This Australian Native flower will help bring support to those with issues surrounding responsibility.
Give to someone who needs a bit of support to help strengthen resolve to cope with new challenges. They also say, 'you can do this', 'things will improve', 'I'm here to help'.
Today I visited Poppy's Home and Garden at Gateshead, NSW with my lovely friend and neighbour, Wendy. I haven't explored everything around my new home and so it is fantastic to have some insider knowledge from a local! I recommend it highly. No ones knows what will grow best in your area and where to find supplies and new flower and plant fiends (additions!) like your gardening neighbours.
I was thrilled to find a new and beautiful Fairy Fan Flower. This Australian native is becoming popular in gardens and why not? I think it would suit a cottage-style setting beautifully as well as my little 'Fairy Patch'. Here is my new Flower friend in her new home.

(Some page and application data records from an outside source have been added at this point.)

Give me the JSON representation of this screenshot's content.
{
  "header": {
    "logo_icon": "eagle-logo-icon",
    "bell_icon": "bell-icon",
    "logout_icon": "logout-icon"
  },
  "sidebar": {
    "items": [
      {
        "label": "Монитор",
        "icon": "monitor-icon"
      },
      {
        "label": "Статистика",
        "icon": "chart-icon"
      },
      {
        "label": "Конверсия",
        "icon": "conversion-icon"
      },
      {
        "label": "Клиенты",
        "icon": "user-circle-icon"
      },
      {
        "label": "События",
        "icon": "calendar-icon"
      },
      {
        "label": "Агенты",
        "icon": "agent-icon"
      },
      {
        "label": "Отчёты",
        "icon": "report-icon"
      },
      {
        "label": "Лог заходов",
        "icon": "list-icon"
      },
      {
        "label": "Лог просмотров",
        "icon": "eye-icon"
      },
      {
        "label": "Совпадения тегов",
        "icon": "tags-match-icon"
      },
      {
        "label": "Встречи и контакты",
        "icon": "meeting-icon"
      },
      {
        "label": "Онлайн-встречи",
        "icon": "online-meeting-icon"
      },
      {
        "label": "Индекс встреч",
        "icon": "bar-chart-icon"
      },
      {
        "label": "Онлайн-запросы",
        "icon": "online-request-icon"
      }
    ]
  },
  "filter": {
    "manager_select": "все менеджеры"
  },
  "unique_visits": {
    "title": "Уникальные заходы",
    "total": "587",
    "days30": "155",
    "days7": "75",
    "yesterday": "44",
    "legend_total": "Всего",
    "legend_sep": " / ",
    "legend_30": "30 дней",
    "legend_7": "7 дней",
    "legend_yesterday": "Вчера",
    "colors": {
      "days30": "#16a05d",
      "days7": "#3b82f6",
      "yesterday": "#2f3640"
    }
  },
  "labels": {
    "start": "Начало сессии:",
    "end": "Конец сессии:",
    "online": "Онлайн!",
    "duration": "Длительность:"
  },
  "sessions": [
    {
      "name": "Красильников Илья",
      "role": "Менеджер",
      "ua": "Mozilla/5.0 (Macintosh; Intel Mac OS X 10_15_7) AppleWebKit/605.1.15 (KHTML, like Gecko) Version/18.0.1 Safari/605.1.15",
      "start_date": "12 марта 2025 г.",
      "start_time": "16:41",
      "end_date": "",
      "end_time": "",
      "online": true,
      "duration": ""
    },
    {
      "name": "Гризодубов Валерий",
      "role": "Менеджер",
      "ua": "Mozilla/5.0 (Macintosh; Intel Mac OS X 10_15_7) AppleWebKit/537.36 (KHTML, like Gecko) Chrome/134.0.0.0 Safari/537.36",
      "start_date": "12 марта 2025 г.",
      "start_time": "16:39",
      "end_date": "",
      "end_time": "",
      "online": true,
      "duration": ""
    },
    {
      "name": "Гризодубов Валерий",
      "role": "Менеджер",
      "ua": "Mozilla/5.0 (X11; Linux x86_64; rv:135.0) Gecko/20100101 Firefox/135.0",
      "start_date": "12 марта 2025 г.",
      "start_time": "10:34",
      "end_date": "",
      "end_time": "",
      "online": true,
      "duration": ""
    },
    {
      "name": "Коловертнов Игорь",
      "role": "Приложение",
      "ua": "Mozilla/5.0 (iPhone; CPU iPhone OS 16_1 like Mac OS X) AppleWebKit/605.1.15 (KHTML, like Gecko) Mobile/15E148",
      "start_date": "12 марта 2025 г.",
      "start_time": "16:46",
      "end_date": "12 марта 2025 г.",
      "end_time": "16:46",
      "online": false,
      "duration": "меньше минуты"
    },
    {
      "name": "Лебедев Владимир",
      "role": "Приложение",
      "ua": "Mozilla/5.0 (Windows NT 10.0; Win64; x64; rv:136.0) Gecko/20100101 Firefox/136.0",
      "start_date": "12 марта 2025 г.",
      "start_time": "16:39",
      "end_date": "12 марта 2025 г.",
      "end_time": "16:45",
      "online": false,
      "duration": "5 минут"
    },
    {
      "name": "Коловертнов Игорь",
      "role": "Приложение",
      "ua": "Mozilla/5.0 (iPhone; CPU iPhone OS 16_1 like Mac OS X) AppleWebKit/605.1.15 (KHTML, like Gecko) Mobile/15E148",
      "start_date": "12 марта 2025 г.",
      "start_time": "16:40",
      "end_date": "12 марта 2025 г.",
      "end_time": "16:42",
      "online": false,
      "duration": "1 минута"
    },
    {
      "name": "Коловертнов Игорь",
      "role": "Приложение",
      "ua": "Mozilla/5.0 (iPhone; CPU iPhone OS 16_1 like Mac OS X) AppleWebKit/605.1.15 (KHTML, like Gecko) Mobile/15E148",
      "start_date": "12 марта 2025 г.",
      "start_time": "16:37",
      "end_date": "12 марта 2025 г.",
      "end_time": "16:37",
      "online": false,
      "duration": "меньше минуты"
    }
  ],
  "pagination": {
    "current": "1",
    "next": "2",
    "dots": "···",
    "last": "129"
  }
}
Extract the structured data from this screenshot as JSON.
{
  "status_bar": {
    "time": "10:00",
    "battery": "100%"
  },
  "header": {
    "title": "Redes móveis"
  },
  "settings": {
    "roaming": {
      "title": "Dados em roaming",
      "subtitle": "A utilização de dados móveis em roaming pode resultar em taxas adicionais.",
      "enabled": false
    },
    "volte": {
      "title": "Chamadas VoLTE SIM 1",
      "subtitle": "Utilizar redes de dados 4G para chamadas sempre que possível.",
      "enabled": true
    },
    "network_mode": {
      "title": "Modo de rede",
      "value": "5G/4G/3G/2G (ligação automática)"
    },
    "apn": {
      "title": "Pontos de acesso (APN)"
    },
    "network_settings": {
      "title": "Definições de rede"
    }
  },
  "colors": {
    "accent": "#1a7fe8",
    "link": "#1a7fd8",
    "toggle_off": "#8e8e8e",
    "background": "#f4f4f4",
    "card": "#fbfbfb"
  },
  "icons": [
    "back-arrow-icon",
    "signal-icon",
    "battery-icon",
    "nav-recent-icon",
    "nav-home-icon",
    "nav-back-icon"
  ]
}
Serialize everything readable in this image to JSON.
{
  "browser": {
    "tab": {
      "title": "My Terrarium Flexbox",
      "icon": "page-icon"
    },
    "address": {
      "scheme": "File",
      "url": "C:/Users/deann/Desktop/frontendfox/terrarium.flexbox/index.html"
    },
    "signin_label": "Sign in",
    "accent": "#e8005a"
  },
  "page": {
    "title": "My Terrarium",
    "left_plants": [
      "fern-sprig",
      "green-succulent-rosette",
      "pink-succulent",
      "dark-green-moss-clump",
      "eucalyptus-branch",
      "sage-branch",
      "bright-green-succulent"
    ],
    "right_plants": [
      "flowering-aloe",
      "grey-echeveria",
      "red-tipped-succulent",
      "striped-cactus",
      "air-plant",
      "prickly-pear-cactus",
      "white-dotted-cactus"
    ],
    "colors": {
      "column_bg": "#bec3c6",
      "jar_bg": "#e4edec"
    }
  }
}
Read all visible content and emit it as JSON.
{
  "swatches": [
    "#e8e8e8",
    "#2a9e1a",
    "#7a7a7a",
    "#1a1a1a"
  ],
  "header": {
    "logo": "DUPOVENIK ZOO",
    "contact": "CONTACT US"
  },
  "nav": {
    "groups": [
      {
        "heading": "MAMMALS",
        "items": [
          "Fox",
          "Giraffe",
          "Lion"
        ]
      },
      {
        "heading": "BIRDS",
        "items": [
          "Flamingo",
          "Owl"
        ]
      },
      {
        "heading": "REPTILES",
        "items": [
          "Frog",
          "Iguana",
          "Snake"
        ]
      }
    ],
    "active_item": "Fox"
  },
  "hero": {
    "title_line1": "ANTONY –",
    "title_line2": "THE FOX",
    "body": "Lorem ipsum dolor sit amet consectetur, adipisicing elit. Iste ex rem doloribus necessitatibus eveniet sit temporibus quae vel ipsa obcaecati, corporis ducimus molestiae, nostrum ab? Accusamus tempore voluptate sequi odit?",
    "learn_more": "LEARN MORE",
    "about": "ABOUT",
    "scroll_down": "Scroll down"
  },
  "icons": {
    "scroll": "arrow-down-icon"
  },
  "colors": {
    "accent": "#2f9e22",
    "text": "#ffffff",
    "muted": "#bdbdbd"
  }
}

Native to coastal pockets on New South Wales and inland and coastal Victoria and South Australia. The tiny flowers have 5 lobes that spread out on only one side of the flower as its name ‘Scaevola’ (meaning left-handed) suggests. ‘Aemula’ means emulating.
The Language of Flowers Oracle
Improvements in relationships are indicated. Fairy Fan Flowers asks you to take responsibility for your actions. A time for re-evaluation of goals as new responsibilities may be on the horizon for you. Be wary of unhealthy competition.
My new lovely, all happy in my Magickal Garden this morning
Useful in spells and magickal work to move energies into balance in relationships and partnerships that feature one person doing more than their fair. Will assist self-confidence, legal matters, goal setting and changing and stress management.
from 'The Australian Wildflower Reading Cards',
written & illustrated in block print by Cheralyn Darcey, published by Rockpool Publishing
I absolutely adore this plant. I have it in my garden and have grown it very successfully in pots over the years as well. It flowers mostly in late winter, spring and autumn. The flowers are pale blue to mauve, often displaying a yellow throat. Very hardy, they can be grown in pots as well but love an occasional feed through summer with a native specific fertilizer, very well-draining soil and does best in a sunny spot but will tolerate semi-shade.
bunches of love,